In general, you can separate training of your dog into two types: obedience and behavior training. There is of course basic training, advanced training, and then training of extra aspects that offer some specialization such as agility, search & rescue, and more. But we won’t touch on these advanced levels at this point. Let’s stick to the basics…among many other things, training can help with:
Basic obedience & heelwork including on and off leash
Puppy behavior shaping
Some key things to consider and remember
Like humans and learning, different dogs require different training methods. Lern about your dog and breed and try to develop a custom training program for every obedience and behavior training need. Your training plans should be goal and breed-specific with a focus on human-canine interaction.
Training is not just about your dog. It is about you, your family members, and your dog. It is a two way relationship so you both need to be part of the process.
Focus on positive, reward-based training. Behavior is shaped through the consistent reward of desired behavior: In this way, the dog is set-up to succeed without coercion.
Positive reinforcement in behavior conditioning, transitioning voluntary behavior into involuntary responses is what you are after. Training is not without consequences or corrections.
Dogs either lead or are led in and by nature, therefore how they are led in our homes is the responsibility of us – the humans.
Rules, boundaries, and expectations should be set by the human members of the household. The humans should occupy a higher ranking status in the home. With that said, the human relationship with the dog should be one of fairness and respect.
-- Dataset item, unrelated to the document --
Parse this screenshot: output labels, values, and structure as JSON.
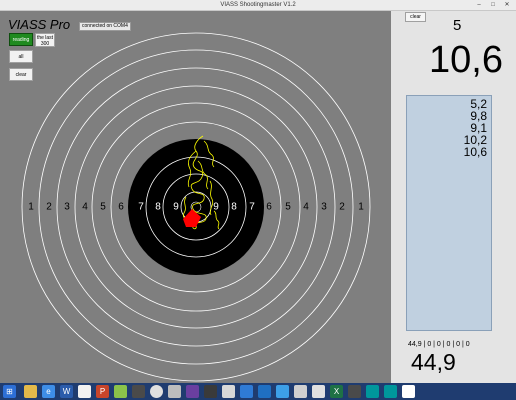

Remember, most people don’t just decide to teach their kids instead of sending them to school (yes, there is home schooling but that is not the majority). Similarly, while you might be able to train your own dog (both from a knowledge, experience, and time perspective), you may want to consider getting a trained professional (pun intended) to help you out.